◆ EXERCISE
Line count for the string "JSON": give the number of lines in the data below that contain it, and nothing more.
[DATASET RECORDS]
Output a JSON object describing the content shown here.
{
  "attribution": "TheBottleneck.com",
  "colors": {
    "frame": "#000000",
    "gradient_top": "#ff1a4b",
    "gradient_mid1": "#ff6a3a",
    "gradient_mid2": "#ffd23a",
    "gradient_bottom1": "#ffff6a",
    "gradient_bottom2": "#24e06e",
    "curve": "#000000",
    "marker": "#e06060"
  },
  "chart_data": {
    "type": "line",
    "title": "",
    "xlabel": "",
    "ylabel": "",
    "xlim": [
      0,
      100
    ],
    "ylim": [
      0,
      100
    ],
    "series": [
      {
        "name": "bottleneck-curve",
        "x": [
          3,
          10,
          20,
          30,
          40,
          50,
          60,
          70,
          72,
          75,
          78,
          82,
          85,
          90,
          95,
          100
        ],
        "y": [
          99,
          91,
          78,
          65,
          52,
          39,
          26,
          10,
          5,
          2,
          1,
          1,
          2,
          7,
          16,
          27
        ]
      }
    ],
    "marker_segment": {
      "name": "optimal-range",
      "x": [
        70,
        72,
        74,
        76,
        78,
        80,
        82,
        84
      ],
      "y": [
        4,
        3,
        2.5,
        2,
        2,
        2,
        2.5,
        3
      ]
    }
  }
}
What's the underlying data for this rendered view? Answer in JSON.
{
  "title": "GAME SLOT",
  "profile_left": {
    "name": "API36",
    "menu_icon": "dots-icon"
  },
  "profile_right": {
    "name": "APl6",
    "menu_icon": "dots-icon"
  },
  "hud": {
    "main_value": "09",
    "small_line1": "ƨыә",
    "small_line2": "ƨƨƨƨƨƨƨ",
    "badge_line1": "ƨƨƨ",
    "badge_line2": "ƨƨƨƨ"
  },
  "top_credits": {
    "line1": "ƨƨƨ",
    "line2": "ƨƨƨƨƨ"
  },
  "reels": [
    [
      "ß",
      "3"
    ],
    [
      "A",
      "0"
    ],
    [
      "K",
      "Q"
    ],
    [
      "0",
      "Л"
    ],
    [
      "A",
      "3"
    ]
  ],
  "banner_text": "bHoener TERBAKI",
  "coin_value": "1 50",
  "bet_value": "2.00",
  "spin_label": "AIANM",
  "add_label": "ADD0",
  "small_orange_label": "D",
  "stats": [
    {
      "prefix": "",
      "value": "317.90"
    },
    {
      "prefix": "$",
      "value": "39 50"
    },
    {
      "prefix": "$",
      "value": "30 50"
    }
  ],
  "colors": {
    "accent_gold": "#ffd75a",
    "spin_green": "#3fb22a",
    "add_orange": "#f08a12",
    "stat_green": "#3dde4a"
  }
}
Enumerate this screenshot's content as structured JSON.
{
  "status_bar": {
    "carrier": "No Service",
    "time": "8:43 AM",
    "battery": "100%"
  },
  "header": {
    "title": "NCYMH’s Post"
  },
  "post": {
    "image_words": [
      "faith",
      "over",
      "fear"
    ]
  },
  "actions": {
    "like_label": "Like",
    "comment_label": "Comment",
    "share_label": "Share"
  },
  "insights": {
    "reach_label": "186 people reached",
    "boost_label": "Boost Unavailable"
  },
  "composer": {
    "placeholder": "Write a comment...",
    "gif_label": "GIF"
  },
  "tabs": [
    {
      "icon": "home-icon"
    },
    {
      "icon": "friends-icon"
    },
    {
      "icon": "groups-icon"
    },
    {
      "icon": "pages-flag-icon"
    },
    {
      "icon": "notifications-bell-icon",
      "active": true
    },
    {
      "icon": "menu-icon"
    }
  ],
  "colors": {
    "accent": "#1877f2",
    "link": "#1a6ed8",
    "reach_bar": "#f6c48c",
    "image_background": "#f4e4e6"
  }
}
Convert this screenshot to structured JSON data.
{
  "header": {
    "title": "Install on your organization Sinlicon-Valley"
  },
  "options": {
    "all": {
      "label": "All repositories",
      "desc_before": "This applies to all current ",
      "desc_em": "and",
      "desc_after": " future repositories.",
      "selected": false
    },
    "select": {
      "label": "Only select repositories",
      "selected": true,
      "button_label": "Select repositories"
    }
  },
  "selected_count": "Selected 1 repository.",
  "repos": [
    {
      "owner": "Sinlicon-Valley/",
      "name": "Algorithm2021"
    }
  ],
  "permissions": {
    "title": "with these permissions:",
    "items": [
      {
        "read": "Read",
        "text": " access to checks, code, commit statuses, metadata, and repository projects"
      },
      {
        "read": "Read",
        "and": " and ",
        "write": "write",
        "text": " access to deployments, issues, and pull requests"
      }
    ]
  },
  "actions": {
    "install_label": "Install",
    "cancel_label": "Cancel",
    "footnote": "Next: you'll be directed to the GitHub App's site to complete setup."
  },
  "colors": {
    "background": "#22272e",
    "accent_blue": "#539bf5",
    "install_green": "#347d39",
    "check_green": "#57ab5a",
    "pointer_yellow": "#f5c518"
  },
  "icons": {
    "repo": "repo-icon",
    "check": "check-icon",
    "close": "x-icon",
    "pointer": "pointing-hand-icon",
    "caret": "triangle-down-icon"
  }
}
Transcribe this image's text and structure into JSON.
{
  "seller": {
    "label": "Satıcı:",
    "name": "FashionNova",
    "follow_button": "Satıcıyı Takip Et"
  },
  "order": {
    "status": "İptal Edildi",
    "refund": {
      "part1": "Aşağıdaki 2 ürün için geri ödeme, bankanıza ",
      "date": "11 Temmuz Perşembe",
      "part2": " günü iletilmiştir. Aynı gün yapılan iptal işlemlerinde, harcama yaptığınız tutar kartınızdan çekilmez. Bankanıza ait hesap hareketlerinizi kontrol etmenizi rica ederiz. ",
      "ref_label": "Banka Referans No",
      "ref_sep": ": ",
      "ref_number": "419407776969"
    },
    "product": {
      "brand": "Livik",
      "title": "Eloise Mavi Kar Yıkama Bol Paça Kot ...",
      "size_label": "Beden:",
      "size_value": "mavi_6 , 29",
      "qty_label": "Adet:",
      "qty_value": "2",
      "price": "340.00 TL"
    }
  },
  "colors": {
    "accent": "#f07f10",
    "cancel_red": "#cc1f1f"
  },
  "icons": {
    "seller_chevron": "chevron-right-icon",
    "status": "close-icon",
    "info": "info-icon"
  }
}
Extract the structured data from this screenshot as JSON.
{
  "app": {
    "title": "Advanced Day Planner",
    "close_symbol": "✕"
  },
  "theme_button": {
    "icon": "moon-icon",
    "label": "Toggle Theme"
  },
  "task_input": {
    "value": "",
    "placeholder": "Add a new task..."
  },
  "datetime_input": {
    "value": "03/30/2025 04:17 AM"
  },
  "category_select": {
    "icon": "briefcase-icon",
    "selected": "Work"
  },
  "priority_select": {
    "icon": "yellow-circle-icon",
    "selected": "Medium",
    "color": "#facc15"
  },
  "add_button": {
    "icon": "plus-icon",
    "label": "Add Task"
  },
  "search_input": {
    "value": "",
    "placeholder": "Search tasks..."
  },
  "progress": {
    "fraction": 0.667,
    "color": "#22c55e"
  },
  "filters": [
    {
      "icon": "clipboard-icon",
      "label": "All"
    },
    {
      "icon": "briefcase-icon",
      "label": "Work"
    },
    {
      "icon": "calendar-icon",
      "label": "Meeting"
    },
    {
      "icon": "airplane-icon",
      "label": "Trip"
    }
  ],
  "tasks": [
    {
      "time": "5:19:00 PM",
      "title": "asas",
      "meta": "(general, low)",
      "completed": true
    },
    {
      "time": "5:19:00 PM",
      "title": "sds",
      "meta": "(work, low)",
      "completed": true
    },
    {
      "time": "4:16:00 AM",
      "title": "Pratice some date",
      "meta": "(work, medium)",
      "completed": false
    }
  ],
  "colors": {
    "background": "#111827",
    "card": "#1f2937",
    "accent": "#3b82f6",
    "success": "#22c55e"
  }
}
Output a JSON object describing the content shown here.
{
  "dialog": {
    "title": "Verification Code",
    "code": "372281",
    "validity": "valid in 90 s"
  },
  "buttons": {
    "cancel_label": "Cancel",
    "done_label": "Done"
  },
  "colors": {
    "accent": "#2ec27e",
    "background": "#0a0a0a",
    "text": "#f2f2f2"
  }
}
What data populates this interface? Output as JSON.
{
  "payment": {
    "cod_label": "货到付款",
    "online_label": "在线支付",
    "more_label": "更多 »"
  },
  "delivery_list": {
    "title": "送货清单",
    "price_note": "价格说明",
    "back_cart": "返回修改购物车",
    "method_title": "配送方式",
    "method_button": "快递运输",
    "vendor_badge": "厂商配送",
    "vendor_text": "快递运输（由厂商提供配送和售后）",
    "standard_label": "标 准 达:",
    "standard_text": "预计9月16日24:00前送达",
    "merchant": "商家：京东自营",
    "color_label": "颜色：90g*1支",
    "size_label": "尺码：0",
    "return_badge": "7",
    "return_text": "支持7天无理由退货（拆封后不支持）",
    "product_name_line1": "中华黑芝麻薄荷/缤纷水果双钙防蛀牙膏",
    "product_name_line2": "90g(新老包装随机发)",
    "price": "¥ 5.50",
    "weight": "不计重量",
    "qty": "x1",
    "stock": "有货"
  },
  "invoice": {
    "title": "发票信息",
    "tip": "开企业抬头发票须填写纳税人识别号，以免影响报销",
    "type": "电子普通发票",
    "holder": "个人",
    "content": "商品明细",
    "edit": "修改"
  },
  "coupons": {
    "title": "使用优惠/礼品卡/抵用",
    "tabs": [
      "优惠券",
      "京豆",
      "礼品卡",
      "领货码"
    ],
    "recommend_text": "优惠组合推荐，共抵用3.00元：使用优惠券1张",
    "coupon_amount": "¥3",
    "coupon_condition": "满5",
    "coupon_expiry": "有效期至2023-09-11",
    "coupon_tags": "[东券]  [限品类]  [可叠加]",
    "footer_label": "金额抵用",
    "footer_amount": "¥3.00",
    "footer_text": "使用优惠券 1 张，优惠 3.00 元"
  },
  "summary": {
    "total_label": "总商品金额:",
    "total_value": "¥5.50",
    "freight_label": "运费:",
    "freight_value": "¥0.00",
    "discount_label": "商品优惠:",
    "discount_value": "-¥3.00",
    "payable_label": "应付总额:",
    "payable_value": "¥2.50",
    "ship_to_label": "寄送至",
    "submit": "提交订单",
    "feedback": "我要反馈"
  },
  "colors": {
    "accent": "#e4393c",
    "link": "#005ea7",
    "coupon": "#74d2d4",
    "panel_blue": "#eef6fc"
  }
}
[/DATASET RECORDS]
◆ EXPECTED OUTPUT
8